- **WORK REQUIRED**: Restate each entry word for word, leaving nothing out.

#### RECORDS FOR PROCESSING ####

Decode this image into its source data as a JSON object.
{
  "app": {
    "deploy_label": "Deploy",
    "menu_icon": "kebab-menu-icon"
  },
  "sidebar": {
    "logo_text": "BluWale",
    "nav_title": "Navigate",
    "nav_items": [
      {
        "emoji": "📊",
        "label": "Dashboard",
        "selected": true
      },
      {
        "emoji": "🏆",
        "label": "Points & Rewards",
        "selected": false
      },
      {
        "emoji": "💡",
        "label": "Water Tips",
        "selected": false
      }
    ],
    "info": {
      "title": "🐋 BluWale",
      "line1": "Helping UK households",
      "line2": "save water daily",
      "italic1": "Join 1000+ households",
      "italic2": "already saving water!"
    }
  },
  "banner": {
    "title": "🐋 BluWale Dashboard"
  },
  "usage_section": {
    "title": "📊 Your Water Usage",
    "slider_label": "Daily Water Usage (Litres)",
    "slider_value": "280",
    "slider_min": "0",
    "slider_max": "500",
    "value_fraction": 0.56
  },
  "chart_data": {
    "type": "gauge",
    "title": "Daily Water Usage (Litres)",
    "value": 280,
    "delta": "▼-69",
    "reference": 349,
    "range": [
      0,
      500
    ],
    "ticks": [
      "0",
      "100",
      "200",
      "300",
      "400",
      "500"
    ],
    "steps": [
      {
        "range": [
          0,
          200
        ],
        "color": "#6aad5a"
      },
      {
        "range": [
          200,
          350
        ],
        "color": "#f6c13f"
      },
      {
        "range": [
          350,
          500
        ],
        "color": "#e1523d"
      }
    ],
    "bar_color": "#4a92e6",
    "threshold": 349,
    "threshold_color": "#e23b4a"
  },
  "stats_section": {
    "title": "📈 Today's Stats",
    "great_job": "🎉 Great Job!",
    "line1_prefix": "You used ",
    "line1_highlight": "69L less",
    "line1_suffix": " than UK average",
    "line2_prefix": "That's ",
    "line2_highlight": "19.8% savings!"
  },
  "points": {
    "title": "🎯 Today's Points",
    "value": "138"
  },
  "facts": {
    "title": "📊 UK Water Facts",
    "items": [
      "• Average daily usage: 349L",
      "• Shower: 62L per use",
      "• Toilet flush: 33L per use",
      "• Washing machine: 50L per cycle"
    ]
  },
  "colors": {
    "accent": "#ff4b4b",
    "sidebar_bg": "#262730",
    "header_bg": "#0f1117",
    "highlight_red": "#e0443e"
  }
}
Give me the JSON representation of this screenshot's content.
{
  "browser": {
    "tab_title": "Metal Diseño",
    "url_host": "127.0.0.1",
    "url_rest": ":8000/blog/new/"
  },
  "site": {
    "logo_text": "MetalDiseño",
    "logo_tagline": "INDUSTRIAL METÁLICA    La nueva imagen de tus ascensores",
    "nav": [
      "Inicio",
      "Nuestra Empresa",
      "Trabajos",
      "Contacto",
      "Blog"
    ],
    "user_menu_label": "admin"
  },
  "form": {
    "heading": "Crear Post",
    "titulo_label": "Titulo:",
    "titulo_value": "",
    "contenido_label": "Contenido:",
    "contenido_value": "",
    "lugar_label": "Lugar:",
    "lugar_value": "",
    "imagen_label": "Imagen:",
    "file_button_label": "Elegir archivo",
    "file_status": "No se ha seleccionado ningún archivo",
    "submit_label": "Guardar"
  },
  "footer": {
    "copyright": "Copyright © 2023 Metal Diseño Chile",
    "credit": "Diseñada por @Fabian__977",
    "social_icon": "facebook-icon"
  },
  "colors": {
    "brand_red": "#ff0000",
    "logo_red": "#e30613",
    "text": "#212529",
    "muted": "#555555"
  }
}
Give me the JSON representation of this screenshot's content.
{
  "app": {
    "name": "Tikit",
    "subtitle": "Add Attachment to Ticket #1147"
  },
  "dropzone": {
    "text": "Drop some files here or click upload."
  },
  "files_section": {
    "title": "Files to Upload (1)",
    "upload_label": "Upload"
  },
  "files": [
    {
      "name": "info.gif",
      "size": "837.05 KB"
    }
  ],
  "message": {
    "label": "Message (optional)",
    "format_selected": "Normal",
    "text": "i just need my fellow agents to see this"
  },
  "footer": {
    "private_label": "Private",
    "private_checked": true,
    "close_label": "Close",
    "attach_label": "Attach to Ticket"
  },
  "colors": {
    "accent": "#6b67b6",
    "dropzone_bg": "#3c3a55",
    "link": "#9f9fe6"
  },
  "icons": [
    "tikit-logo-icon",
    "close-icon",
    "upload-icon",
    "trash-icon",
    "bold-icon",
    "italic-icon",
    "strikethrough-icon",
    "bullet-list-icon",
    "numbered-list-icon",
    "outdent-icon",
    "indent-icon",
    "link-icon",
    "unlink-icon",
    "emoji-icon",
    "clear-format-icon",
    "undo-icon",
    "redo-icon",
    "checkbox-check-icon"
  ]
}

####

- **RESPONSE FOR THIS EXERCISE**:
Decode this image into its source data as a JSON object.
{
  "app": {
    "deploy_label": "Deploy",
    "menu_icon": "kebab-menu-icon"
  },
  "sidebar": {
    "logo_text": "BluWale",
    "nav_title": "Navigate",
    "nav_items": [
      {
        "emoji": "📊",
        "label": "Dashboard",
        "selected": true
      },
      {
        "emoji": "🏆",
        "label": "Points & Rewards",
        "selected": false
      },
      {
        "emoji": "💡",
        "label": "Water Tips",
        "selected": false
      }
    ],
    "info": {
      "title": "🐋 BluWale",
      "line1": "Helping UK households",
      "line2": "save water daily",
      "italic1": "Join 1000+ households",
      "italic2": "already saving water!"
    }
  },
  "banner": {
    "title": "🐋 BluWale Dashboard"
  },
  "usage_section": {
    "title": "📊 Your Water Usage",
    "slider_label": "Daily Water Usage (Litres)",
    "slider_value": "280",
    "slider_min": "0",
    "slider_max": "500",
    "value_fraction": 0.56
  },
  "chart_data": {
    "type": "gauge",
    "title": "Daily Water Usage (Litres)",
    "value": 280,
    "delta": "▼-69",
    "reference": 349,
    "range": [
      0,
      500
    ],
    "ticks": [
      "0",
      "100",
      "200",
      "300",
      "400",
      "500"
    ],
    "steps": [
      {
        "range": [
          0,
          200
        ],
        "color": "#6aad5a"
      },
      {
        "range": [
          200,
          350
        ],
        "color": "#f6c13f"
      },
      {
        "range": [
          350,
          500
        ],
        "color": "#e1523d"
      }
    ],
    "bar_color": "#4a92e6",
    "threshold": 349,
    "threshold_color": "#e23b4a"
  },
  "stats_section": {
    "title": "📈 Today's Stats",
    "great_job": "🎉 Great Job!",
    "line1_prefix": "You used ",
    "line1_highlight": "69L less",
    "line1_suffix": " than UK average",
    "line2_prefix": "That's ",
    "line2_highlight": "19.8% savings!"
  },
  "points": {
    "title": "🎯 Today's Points",
    "value": "138"
  },
  "facts": {
    "title": "📊 UK Water Facts",
    "items": [
      "• Average daily usage: 349L",
      "• Shower: 62L per use",
      "• Toilet flush: 33L per use",
      "• Washing machine: 50L per cycle"
    ]
  },
  "colors": {
    "accent": "#ff4b4b",
    "sidebar_bg": "#262730",
    "header_bg": "#0f1117",
    "highlight_red": "#e0443e"
  }
}
Give me the JSON representation of this screenshot's content.
{
  "browser": {
    "tab_title": "Metal Diseño",
    "url_host": "127.0.0.1",
    "url_rest": ":8000/blog/new/"
  },
  "site": {
    "logo_text": "MetalDiseño",
    "logo_tagline": "INDUSTRIAL METÁLICA    La nueva imagen de tus ascensores",
    "nav": [
      "Inicio",
      "Nuestra Empresa",
      "Trabajos",
      "Contacto",
      "Blog"
    ],
    "user_menu_label": "admin"
  },
  "form": {
    "heading": "Crear Post",
    "titulo_label": "Titulo:",
    "titulo_value": "",
    "contenido_label": "Contenido:",
    "contenido_value": "",
    "lugar_label": "Lugar:",
    "lugar_value": "",
    "imagen_label": "Imagen:",
    "file_button_label": "Elegir archivo",
    "file_status": "No se ha seleccionado ningún archivo",
    "submit_label": "Guardar"
  },
  "footer": {
    "copyright": "Copyright © 2023 Metal Diseño Chile",
    "credit": "Diseñada por @Fabian__977",
    "social_icon": "facebook-icon"
  },
  "colors": {
    "brand_red": "#ff0000",
    "logo_red": "#e30613",
    "text": "#212529",
    "muted": "#555555"
  }
}
Give me the JSON representation of this screenshot's content.
{
  "app": {
    "name": "Tikit",
    "subtitle": "Add Attachment to Ticket #1147"
  },
  "dropzone": {
    "text": "Drop some files here or click upload."
  },
  "files_section": {
    "title": "Files to Upload (1)",
    "upload_label": "Upload"
  },
  "files": [
    {
      "name": "info.gif",
      "size": "837.05 KB"
    }
  ],
  "message": {
    "label": "Message (optional)",
    "format_selected": "Normal",
    "text": "i just need my fellow agents to see this"
  },
  "footer": {
    "private_label": "Private",
    "private_checked": true,
    "close_label": "Close",
    "attach_label": "Attach to Ticket"
  },
  "colors": {
    "accent": "#6b67b6",
    "dropzone_bg": "#3c3a55",
    "link": "#9f9fe6"
  },
  "icons": [
    "tikit-logo-icon",
    "close-icon",
    "upload-icon",
    "trash-icon",
    "bold-icon",
    "italic-icon",
    "strikethrough-icon",
    "bullet-list-icon",
    "numbered-list-icon",
    "outdent-icon",
    "indent-icon",
    "link-icon",
    "unlink-icon",
    "emoji-icon",
    "clear-format-icon",
    "undo-icon",
    "redo-icon",
    "checkbox-check-icon"
  ]
}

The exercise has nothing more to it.